Problem to solve
Copy every record below exactly as written, but leave out the pictures.

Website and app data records
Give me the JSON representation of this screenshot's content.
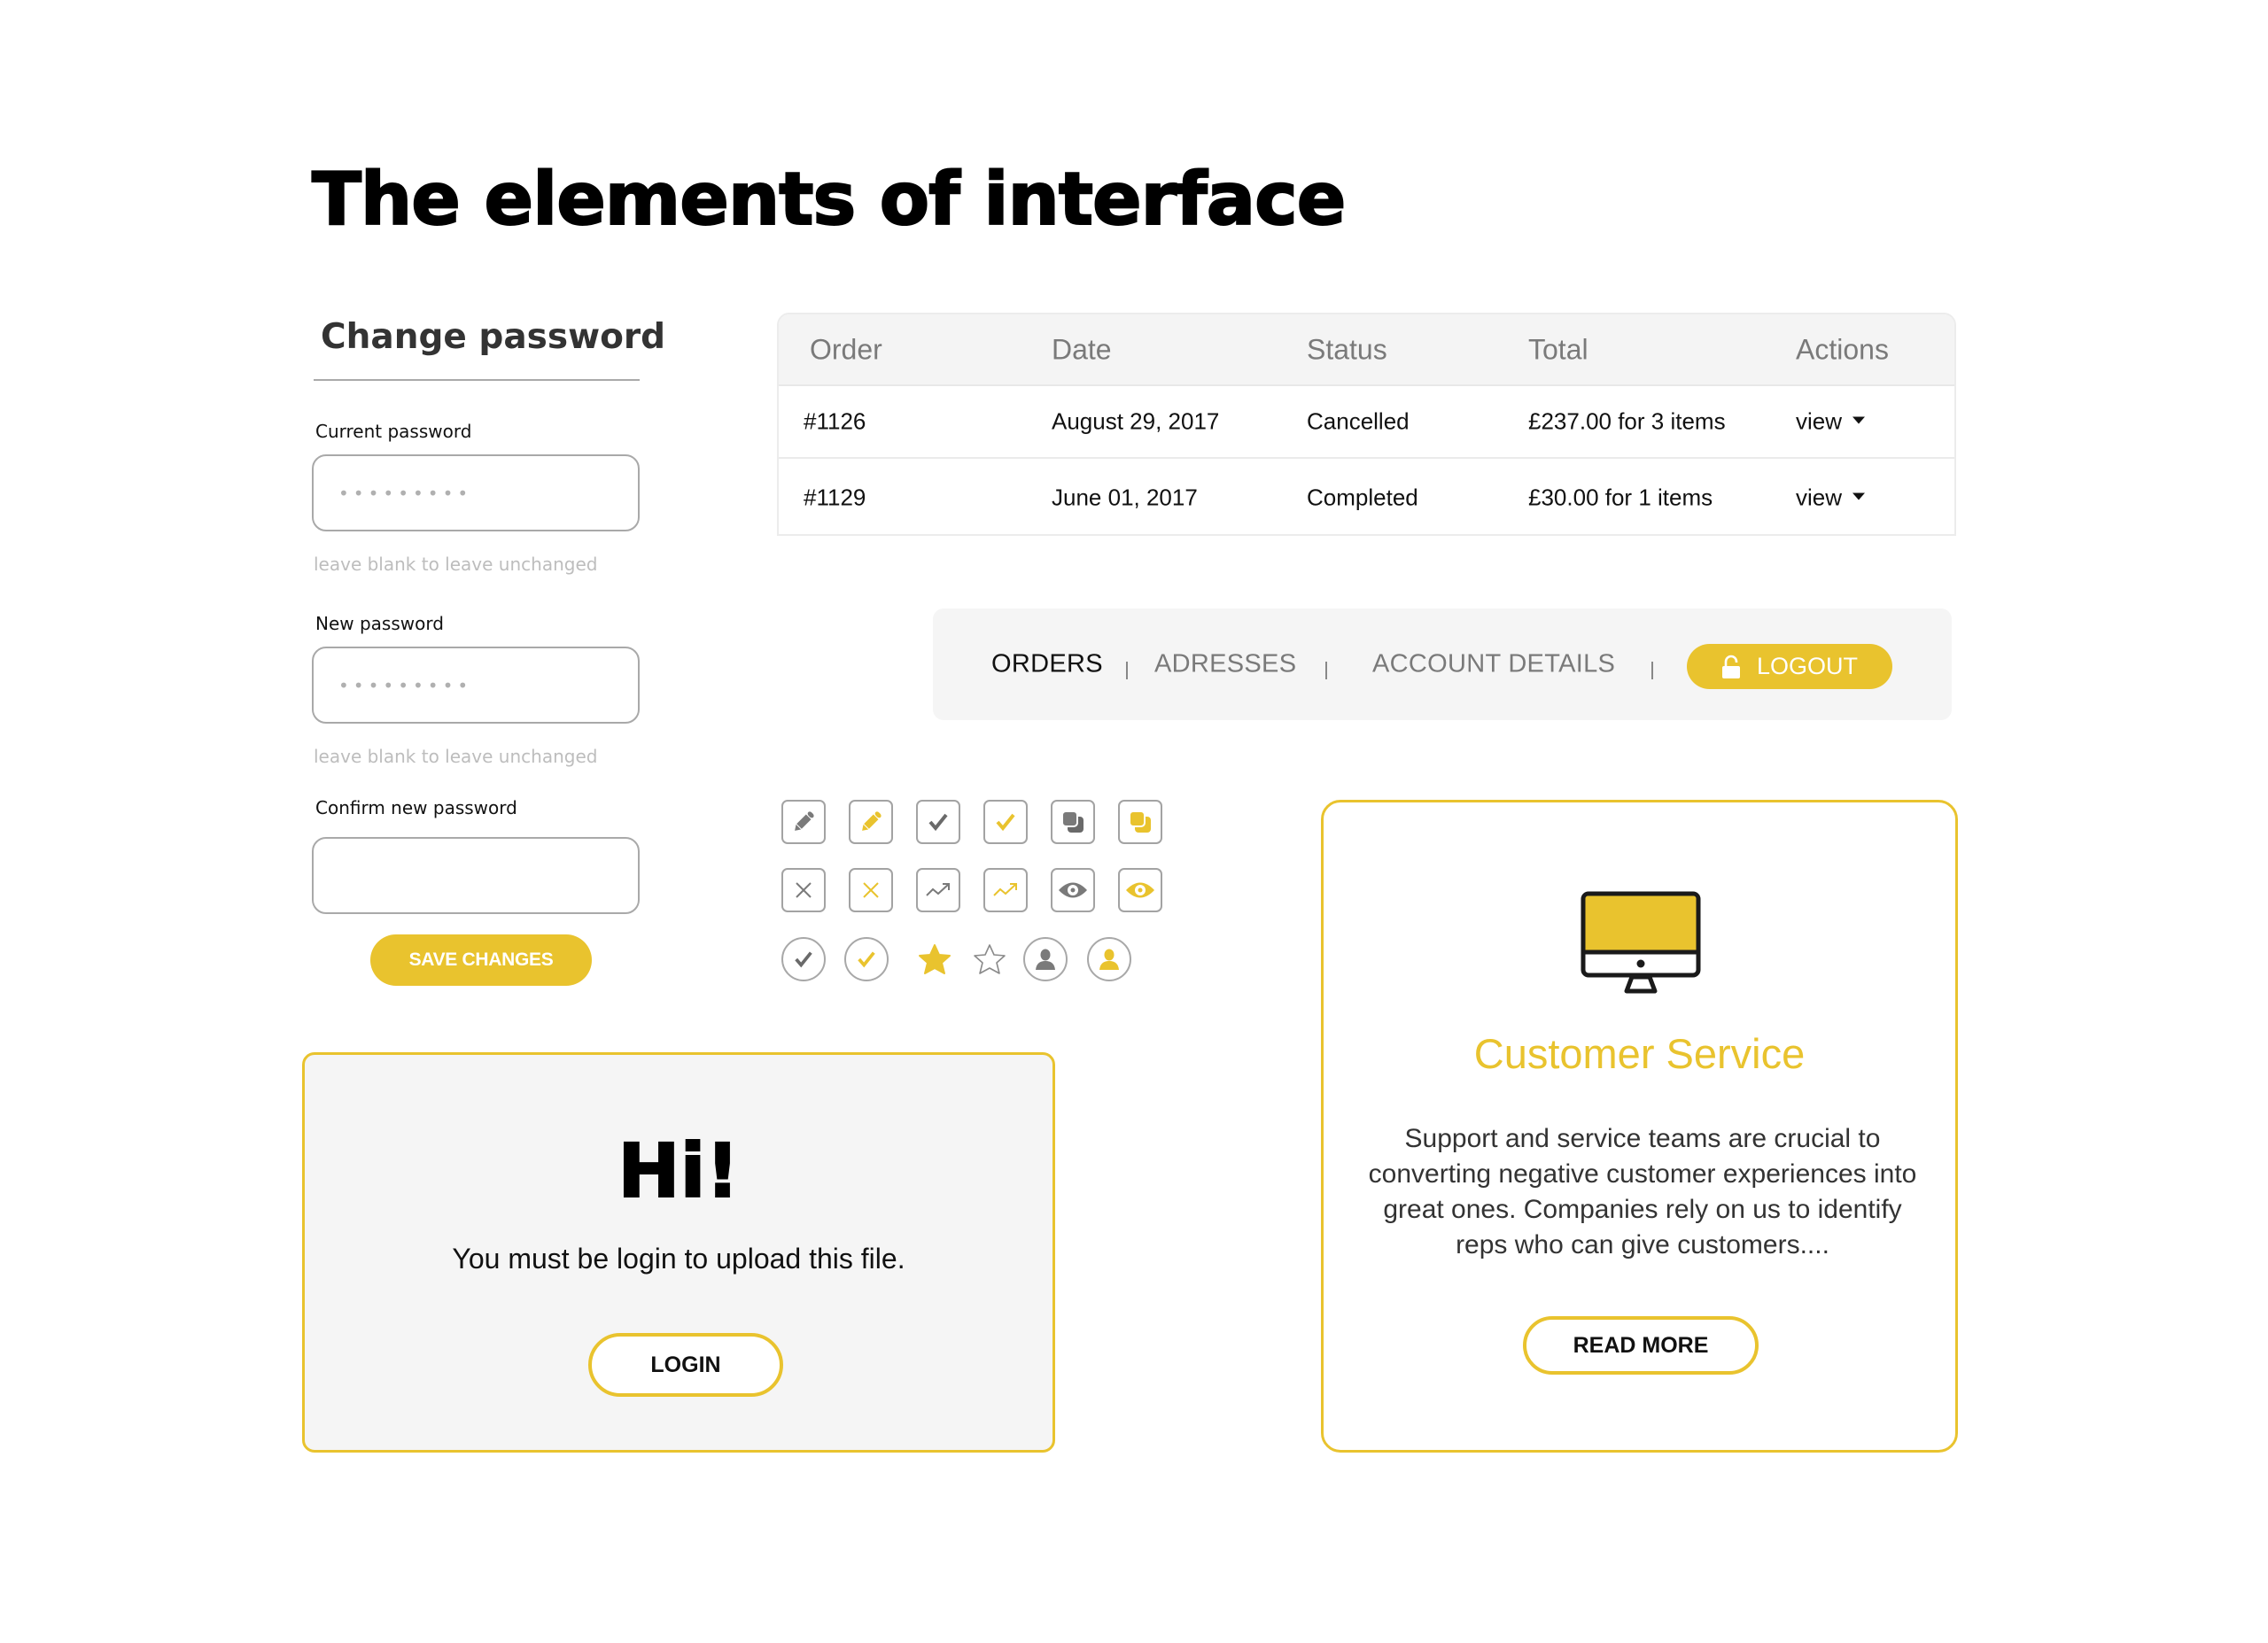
{
  "page": {
    "title": "The elements of interface"
  },
  "colors": {
    "accent": "#e9c32e",
    "gray_icon": "#7a7a7a",
    "border": "#a3a3a3",
    "panel_bg": "#f5f5f5"
  },
  "change_password": {
    "title": "Change password",
    "fields": [
      {
        "label": "Current password",
        "value": "•••••••••",
        "hint": "leave blank to leave unchanged"
      },
      {
        "label": "New password",
        "value": "•••••••••",
        "hint": "leave blank to leave unchanged"
      },
      {
        "label": "Confirm new password",
        "value": "",
        "hint": ""
      }
    ],
    "save_label": "SAVE CHANGES"
  },
  "orders_table": {
    "columns": [
      "Order",
      "Date",
      "Status",
      "Total",
      "Actions"
    ],
    "rows": [
      {
        "order": "#1126",
        "date": "August 29, 2017",
        "status": "Cancelled",
        "total": "£237.00 for 3 items",
        "action": "view"
      },
      {
        "order": "#1129",
        "date": "June 01, 2017",
        "status": "Completed",
        "total": "£30.00 for 1 items",
        "action": "view"
      }
    ]
  },
  "account_nav": {
    "items": [
      {
        "label": "ORDERS",
        "active": true
      },
      {
        "label": "ADRESSES",
        "active": false
      },
      {
        "label": "ACCOUNT DETAILS",
        "active": false
      }
    ],
    "separator": "|",
    "logout_label": "LOGOUT",
    "logout_icon": "lock-icon"
  },
  "icon_set": {
    "rows": [
      [
        {
          "icon": "pencil-icon",
          "style": "gray",
          "shape": "square"
        },
        {
          "icon": "pencil-icon",
          "style": "accent",
          "shape": "square"
        },
        {
          "icon": "check-icon",
          "style": "gray",
          "shape": "square"
        },
        {
          "icon": "check-icon",
          "style": "accent",
          "shape": "square"
        },
        {
          "icon": "copy-icon",
          "style": "gray",
          "shape": "square"
        },
        {
          "icon": "copy-icon",
          "style": "accent",
          "shape": "square"
        }
      ],
      [
        {
          "icon": "close-icon",
          "style": "gray",
          "shape": "square"
        },
        {
          "icon": "close-icon",
          "style": "accent",
          "shape": "square"
        },
        {
          "icon": "trending-up-icon",
          "style": "gray",
          "shape": "square"
        },
        {
          "icon": "trending-up-icon",
          "style": "accent",
          "shape": "square"
        },
        {
          "icon": "eye-icon",
          "style": "gray",
          "shape": "square"
        },
        {
          "icon": "eye-icon",
          "style": "accent",
          "shape": "square"
        }
      ],
      [
        {
          "icon": "check-icon",
          "style": "gray",
          "shape": "circle"
        },
        {
          "icon": "check-icon",
          "style": "accent",
          "shape": "circle"
        },
        {
          "icon": "star-filled-icon",
          "style": "accent",
          "shape": "none"
        },
        {
          "icon": "star-outline-icon",
          "style": "gray",
          "shape": "none"
        },
        {
          "icon": "user-icon",
          "style": "gray",
          "shape": "circle"
        },
        {
          "icon": "user-icon",
          "style": "accent",
          "shape": "circle"
        }
      ]
    ]
  },
  "login_card": {
    "title": "Hi!",
    "message": "You must be login to upload this file.",
    "button_label": "LOGIN"
  },
  "service_card": {
    "icon": "monitor-icon",
    "title": "Customer Service",
    "text": "Support and service teams are crucial to converting negative customer experiences into great ones. Companies rely on us to identify reps who can give customers....",
    "button_label": "READ MORE"
  }
}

Answer to this problem
Give me the JSON representation of this screenshot's content.
{
  "page": {
    "title": "The elements of interface"
  },
  "colors": {
    "accent": "#e9c32e",
    "gray_icon": "#7a7a7a",
    "border": "#a3a3a3",
    "panel_bg": "#f5f5f5"
  },
  "change_password": {
    "title": "Change password",
    "fields": [
      {
        "label": "Current password",
        "value": "•••••••••",
        "hint": "leave blank to leave unchanged"
      },
      {
        "label": "New password",
        "value": "•••••••••",
        "hint": "leave blank to leave unchanged"
      },
      {
        "label": "Confirm new password",
        "value": "",
        "hint": ""
      }
    ],
    "save_label": "SAVE CHANGES"
  },
  "orders_table": {
    "columns": [
      "Order",
      "Date",
      "Status",
      "Total",
      "Actions"
    ],
    "rows": [
      {
        "order": "#1126",
        "date": "August 29, 2017",
        "status": "Cancelled",
        "total": "£237.00 for 3 items",
        "action": "view"
      },
      {
        "order": "#1129",
        "date": "June 01, 2017",
        "status": "Completed",
        "total": "£30.00 for 1 items",
        "action": "view"
      }
    ]
  },
  "account_nav": {
    "items": [
      {
        "label": "ORDERS",
        "active": true
      },
      {
        "label": "ADRESSES",
        "active": false
      },
      {
        "label": "ACCOUNT DETAILS",
        "active": false
      }
    ],
    "separator": "|",
    "logout_label": "LOGOUT",
    "logout_icon": "lock-icon"
  },
  "icon_set": {
    "rows": [
      [
        {
          "icon": "pencil-icon",
          "style": "gray",
          "shape": "square"
        },
        {
          "icon": "pencil-icon",
          "style": "accent",
          "shape": "square"
        },
        {
          "icon": "check-icon",
          "style": "gray",
          "shape": "square"
        },
        {
          "icon": "check-icon",
          "style": "accent",
          "shape": "square"
        },
        {
          "icon": "copy-icon",
          "style": "gray",
          "shape": "square"
        },
        {
          "icon": "copy-icon",
          "style": "accent",
          "shape": "square"
        }
      ],
      [
        {
          "icon": "close-icon",
          "style": "gray",
          "shape": "square"
        },
        {
          "icon": "close-icon",
          "style": "accent",
          "shape": "square"
        },
        {
          "icon": "trending-up-icon",
          "style": "gray",
          "shape": "square"
        },
        {
          "icon": "trending-up-icon",
          "style": "accent",
          "shape": "square"
        },
        {
          "icon": "eye-icon",
          "style": "gray",
          "shape": "square"
        },
        {
          "icon": "eye-icon",
          "style": "accent",
          "shape": "square"
        }
      ],
      [
        {
          "icon": "check-icon",
          "style": "gray",
          "shape": "circle"
        },
        {
          "icon": "check-icon",
          "style": "accent",
          "shape": "circle"
        },
        {
          "icon": "star-filled-icon",
          "style": "accent",
          "shape": "none"
        },
        {
          "icon": "star-outline-icon",
          "style": "gray",
          "shape": "none"
        },
        {
          "icon": "user-icon",
          "style": "gray",
          "shape": "circle"
        },
        {
          "icon": "user-icon",
          "style": "accent",
          "shape": "circle"
        }
      ]
    ]
  },
  "login_card": {
    "title": "Hi!",
    "message": "You must be login to upload this file.",
    "button_label": "LOGIN"
  },
  "service_card": {
    "icon": "monitor-icon",
    "title": "Customer Service",
    "text": "Support and service teams are crucial to converting negative customer experiences into great ones. Companies rely on us to identify reps who can give customers....",
    "button_label": "READ MORE"
  }
}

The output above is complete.